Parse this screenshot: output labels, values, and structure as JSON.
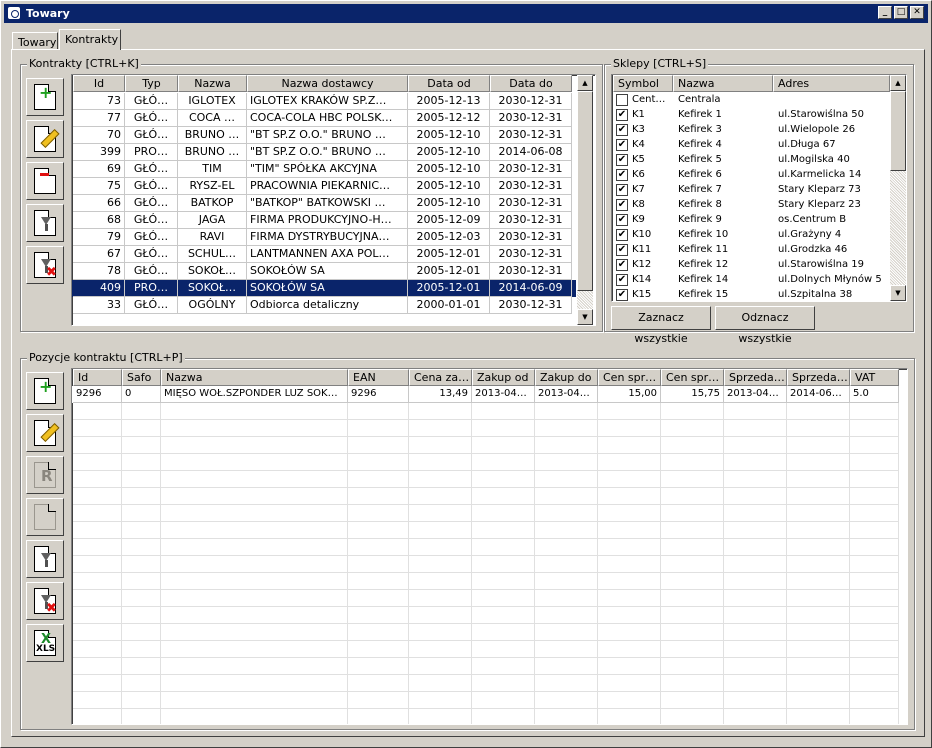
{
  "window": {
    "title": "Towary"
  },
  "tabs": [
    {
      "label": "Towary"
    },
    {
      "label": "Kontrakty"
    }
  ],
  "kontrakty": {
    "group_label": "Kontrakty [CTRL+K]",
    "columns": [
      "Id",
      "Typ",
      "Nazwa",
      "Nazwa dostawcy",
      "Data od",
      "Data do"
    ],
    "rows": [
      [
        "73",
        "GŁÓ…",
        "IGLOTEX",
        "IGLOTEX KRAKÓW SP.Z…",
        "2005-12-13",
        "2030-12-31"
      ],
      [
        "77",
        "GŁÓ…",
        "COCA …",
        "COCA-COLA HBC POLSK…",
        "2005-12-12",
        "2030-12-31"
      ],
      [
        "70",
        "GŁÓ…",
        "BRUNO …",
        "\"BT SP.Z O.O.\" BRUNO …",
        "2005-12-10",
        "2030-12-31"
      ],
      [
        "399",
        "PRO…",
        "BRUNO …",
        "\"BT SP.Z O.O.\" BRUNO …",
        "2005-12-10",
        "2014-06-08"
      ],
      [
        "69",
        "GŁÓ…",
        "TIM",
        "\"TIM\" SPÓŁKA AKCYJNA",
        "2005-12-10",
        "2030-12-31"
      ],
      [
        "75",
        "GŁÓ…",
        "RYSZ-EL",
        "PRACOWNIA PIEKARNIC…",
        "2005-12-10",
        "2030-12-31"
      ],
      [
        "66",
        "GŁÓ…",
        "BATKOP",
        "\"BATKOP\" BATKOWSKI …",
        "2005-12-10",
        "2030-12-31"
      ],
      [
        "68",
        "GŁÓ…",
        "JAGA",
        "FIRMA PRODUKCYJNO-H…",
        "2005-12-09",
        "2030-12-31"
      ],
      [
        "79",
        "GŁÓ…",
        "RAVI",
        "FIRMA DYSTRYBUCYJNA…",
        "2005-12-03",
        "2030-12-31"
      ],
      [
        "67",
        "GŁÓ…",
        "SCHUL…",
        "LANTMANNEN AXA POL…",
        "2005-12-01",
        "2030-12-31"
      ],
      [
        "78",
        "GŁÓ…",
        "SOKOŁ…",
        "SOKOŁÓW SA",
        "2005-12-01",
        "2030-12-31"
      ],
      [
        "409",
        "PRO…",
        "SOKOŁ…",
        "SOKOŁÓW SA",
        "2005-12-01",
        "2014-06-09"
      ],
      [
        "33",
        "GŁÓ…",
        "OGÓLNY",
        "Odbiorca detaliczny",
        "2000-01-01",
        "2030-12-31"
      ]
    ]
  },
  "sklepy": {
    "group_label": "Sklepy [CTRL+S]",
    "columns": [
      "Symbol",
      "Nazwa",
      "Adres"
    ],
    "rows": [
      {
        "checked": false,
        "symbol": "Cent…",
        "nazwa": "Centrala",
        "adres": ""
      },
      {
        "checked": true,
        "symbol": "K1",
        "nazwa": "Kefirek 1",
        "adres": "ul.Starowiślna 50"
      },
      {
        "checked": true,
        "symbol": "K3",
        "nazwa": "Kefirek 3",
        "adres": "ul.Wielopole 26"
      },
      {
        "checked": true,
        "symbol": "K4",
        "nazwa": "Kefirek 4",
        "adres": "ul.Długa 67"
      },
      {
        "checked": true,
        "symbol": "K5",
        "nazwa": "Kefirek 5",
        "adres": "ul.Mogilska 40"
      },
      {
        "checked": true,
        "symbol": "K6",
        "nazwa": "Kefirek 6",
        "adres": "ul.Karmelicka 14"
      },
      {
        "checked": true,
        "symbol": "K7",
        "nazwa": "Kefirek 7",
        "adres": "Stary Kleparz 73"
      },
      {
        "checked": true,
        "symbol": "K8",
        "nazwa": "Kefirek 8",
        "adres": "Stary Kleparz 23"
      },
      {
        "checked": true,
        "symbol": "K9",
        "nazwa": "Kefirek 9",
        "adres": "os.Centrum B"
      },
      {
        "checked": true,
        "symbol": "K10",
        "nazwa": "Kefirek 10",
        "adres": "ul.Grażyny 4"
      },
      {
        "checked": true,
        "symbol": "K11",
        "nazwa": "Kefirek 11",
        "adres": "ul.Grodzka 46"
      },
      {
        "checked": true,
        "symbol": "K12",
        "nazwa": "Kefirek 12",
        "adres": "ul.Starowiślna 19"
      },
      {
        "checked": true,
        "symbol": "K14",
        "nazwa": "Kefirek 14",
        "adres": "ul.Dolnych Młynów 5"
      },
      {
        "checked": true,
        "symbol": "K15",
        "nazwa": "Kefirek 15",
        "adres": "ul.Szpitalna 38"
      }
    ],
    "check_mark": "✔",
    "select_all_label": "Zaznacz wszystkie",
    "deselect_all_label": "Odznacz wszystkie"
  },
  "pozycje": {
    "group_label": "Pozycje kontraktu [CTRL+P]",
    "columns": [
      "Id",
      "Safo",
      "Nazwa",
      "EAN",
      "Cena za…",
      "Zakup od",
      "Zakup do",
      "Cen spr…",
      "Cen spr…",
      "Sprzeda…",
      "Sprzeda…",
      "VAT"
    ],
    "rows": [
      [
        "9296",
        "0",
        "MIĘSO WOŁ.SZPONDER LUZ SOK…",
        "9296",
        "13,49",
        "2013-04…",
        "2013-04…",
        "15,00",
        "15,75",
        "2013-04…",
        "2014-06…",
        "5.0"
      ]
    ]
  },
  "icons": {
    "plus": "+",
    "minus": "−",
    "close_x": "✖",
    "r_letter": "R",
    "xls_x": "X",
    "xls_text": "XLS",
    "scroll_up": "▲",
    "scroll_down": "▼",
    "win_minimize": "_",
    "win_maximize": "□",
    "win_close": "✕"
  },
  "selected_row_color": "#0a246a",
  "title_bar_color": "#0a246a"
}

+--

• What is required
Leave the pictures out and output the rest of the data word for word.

• Output of the exercise
Parse this screenshot: output labels, values, and structure as JSON.
{
  "window": {
    "title": "Towary"
  },
  "tabs": [
    {
      "label": "Towary"
    },
    {
      "label": "Kontrakty"
    }
  ],
  "kontrakty": {
    "group_label": "Kontrakty [CTRL+K]",
    "columns": [
      "Id",
      "Typ",
      "Nazwa",
      "Nazwa dostawcy",
      "Data od",
      "Data do"
    ],
    "rows": [
      [
        "73",
        "GŁÓ…",
        "IGLOTEX",
        "IGLOTEX KRAKÓW SP.Z…",
        "2005-12-13",
        "2030-12-31"
      ],
      [
        "77",
        "GŁÓ…",
        "COCA …",
        "COCA-COLA HBC POLSK…",
        "2005-12-12",
        "2030-12-31"
      ],
      [
        "70",
        "GŁÓ…",
        "BRUNO …",
        "\"BT SP.Z O.O.\" BRUNO …",
        "2005-12-10",
        "2030-12-31"
      ],
      [
        "399",
        "PRO…",
        "BRUNO …",
        "\"BT SP.Z O.O.\" BRUNO …",
        "2005-12-10",
        "2014-06-08"
      ],
      [
        "69",
        "GŁÓ…",
        "TIM",
        "\"TIM\" SPÓŁKA AKCYJNA",
        "2005-12-10",
        "2030-12-31"
      ],
      [
        "75",
        "GŁÓ…",
        "RYSZ-EL",
        "PRACOWNIA PIEKARNIC…",
        "2005-12-10",
        "2030-12-31"
      ],
      [
        "66",
        "GŁÓ…",
        "BATKOP",
        "\"BATKOP\" BATKOWSKI …",
        "2005-12-10",
        "2030-12-31"
      ],
      [
        "68",
        "GŁÓ…",
        "JAGA",
        "FIRMA PRODUKCYJNO-H…",
        "2005-12-09",
        "2030-12-31"
      ],
      [
        "79",
        "GŁÓ…",
        "RAVI",
        "FIRMA DYSTRYBUCYJNA…",
        "2005-12-03",
        "2030-12-31"
      ],
      [
        "67",
        "GŁÓ…",
        "SCHUL…",
        "LANTMANNEN AXA POL…",
        "2005-12-01",
        "2030-12-31"
      ],
      [
        "78",
        "GŁÓ…",
        "SOKOŁ…",
        "SOKOŁÓW SA",
        "2005-12-01",
        "2030-12-31"
      ],
      [
        "409",
        "PRO…",
        "SOKOŁ…",
        "SOKOŁÓW SA",
        "2005-12-01",
        "2014-06-09"
      ],
      [
        "33",
        "GŁÓ…",
        "OGÓLNY",
        "Odbiorca detaliczny",
        "2000-01-01",
        "2030-12-31"
      ]
    ]
  },
  "sklepy": {
    "group_label": "Sklepy [CTRL+S]",
    "columns": [
      "Symbol",
      "Nazwa",
      "Adres"
    ],
    "rows": [
      {
        "checked": false,
        "symbol": "Cent…",
        "nazwa": "Centrala",
        "adres": ""
      },
      {
        "checked": true,
        "symbol": "K1",
        "nazwa": "Kefirek 1",
        "adres": "ul.Starowiślna 50"
      },
      {
        "checked": true,
        "symbol": "K3",
        "nazwa": "Kefirek 3",
        "adres": "ul.Wielopole 26"
      },
      {
        "checked": true,
        "symbol": "K4",
        "nazwa": "Kefirek 4",
        "adres": "ul.Długa 67"
      },
      {
        "checked": true,
        "symbol": "K5",
        "nazwa": "Kefirek 5",
        "adres": "ul.Mogilska 40"
      },
      {
        "checked": true,
        "symbol": "K6",
        "nazwa": "Kefirek 6",
        "adres": "ul.Karmelicka 14"
      },
      {
        "checked": true,
        "symbol": "K7",
        "nazwa": "Kefirek 7",
        "adres": "Stary Kleparz 73"
      },
      {
        "checked": true,
        "symbol": "K8",
        "nazwa": "Kefirek 8",
        "adres": "Stary Kleparz 23"
      },
      {
        "checked": true,
        "symbol": "K9",
        "nazwa": "Kefirek 9",
        "adres": "os.Centrum B"
      },
      {
        "checked": true,
        "symbol": "K10",
        "nazwa": "Kefirek 10",
        "adres": "ul.Grażyny 4"
      },
      {
        "checked": true,
        "symbol": "K11",
        "nazwa": "Kefirek 11",
        "adres": "ul.Grodzka 46"
      },
      {
        "checked": true,
        "symbol": "K12",
        "nazwa": "Kefirek 12",
        "adres": "ul.Starowiślna 19"
      },
      {
        "checked": true,
        "symbol": "K14",
        "nazwa": "Kefirek 14",
        "adres": "ul.Dolnych Młynów 5"
      },
      {
        "checked": true,
        "symbol": "K15",
        "nazwa": "Kefirek 15",
        "adres": "ul.Szpitalna 38"
      }
    ],
    "check_mark": "✔",
    "select_all_label": "Zaznacz wszystkie",
    "deselect_all_label": "Odznacz wszystkie"
  },
  "pozycje": {
    "group_label": "Pozycje kontraktu [CTRL+P]",
    "columns": [
      "Id",
      "Safo",
      "Nazwa",
      "EAN",
      "Cena za…",
      "Zakup od",
      "Zakup do",
      "Cen spr…",
      "Cen spr…",
      "Sprzeda…",
      "Sprzeda…",
      "VAT"
    ],
    "rows": [
      [
        "9296",
        "0",
        "MIĘSO WOŁ.SZPONDER LUZ SOK…",
        "9296",
        "13,49",
        "2013-04…",
        "2013-04…",
        "15,00",
        "15,75",
        "2013-04…",
        "2014-06…",
        "5.0"
      ]
    ]
  },
  "icons": {
    "plus": "+",
    "minus": "−",
    "close_x": "✖",
    "r_letter": "R",
    "xls_x": "X",
    "xls_text": "XLS",
    "scroll_up": "▲",
    "scroll_down": "▼",
    "win_minimize": "_",
    "win_maximize": "□",
    "win_close": "✕"
  },
  "selected_row_color": "#0a246a",
  "title_bar_color": "#0a246a"
}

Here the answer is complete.